Councilman Mark Treyger (D-Coney Island) on Nov. 28 put forth legislation that would require the Voter Assistance Advisory Committee, which is part of the city’s Campaign Finance Board, to provide interpreters for the 10 most commonly spoken languages citywide at poll sites across the five boroughs.
The city’s Board of Elections already provides Chinese, Spanish, Korean, and Bengali interpreters in election districts where 50 or more people identified one of those languages as their primary language in the 2010 United States Census, as required by federal law.
Earlier this year, Treyger and Mayor DeBlasio’s Office of Immigrant Affairs hired additional interpreters for Russian, Arabic, and Haitian-Creole speakers as part of a pilot program during the midterm elections. But those workers could not come within 100 feet of any poll site entrance, due to restrictions on electioneering.
Should the Coney’s poll bill pass, however, interpreters for Russian, Arabic, Haitian-Creole — as well as Yiddish, Italian, Urdu, Polish, and French — would be installed inside poll sites across the city.
Councilman Justin Brannan (D-Bay Ridge) proposed similar legislation, which would guarantee that polling places specifically provide Arabic-speaking interpreters at poll sites in districts that represent 50 Arabic speakers or more.
Supporters of the bills on Dec. 5 joined both councilmen — who sponsored each other’s legislation — at a rally outside City Hall, where Treyger condemned the current lack of language access, claiming it prevents people from doing their most important civic duty.
“In a city where hundreds of languages are spoken, where 40 percent of the population is made up of immigrants, failing to provide adequate language access at polling places is nothing short of voter suppression,” he said.
And although both bills cover similar ground, Treyger said that working with Brannan will ultimately make both efforts to expand voting access more successful.

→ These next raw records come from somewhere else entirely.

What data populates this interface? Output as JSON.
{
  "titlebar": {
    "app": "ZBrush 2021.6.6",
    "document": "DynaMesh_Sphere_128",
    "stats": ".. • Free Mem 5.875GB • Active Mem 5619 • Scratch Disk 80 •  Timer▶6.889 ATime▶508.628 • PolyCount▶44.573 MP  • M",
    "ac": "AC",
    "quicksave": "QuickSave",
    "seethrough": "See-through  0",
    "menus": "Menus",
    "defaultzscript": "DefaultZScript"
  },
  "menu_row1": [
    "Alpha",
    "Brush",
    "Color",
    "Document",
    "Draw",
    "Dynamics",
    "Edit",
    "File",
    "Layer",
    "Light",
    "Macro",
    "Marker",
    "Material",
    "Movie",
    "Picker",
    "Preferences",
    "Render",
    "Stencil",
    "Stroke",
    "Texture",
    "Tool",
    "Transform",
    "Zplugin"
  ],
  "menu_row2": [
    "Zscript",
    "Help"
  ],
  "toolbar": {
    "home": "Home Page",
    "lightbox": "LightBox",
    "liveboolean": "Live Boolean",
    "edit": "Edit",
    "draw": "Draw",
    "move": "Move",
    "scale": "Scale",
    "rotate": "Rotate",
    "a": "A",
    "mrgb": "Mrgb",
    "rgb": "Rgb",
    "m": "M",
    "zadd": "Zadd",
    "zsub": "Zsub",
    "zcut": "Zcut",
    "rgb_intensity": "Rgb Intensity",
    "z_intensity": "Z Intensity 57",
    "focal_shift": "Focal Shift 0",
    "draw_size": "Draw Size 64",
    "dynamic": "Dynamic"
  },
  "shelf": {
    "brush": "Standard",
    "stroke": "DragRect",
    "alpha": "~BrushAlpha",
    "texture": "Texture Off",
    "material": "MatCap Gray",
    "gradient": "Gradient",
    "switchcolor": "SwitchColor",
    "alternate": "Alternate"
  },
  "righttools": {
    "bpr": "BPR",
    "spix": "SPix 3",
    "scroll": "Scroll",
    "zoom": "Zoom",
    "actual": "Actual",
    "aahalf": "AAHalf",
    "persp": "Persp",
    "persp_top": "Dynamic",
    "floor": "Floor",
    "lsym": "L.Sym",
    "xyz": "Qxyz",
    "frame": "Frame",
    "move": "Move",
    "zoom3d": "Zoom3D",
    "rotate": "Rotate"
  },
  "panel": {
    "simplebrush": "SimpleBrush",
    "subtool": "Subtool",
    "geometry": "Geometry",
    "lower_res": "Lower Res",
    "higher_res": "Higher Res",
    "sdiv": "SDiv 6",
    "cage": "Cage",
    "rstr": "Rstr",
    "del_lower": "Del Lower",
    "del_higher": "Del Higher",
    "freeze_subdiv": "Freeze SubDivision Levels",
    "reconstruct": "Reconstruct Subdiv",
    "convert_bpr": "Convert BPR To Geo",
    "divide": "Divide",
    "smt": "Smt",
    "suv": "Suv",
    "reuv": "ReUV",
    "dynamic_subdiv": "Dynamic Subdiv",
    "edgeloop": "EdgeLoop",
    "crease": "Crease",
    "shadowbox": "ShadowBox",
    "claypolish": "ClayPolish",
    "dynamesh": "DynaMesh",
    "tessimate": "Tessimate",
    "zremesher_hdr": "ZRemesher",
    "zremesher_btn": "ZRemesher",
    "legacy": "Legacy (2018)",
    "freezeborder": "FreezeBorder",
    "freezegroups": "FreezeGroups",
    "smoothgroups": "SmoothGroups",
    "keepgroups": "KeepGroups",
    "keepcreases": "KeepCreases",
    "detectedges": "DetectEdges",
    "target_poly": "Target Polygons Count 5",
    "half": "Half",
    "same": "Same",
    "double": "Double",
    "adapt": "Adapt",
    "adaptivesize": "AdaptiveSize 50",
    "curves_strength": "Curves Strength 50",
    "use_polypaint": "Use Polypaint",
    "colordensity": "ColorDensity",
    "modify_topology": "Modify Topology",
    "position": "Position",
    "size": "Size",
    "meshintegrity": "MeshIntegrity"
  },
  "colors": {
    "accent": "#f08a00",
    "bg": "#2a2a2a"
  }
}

“He and I are working together, because the more support, the stronger the bill is,” the pol said.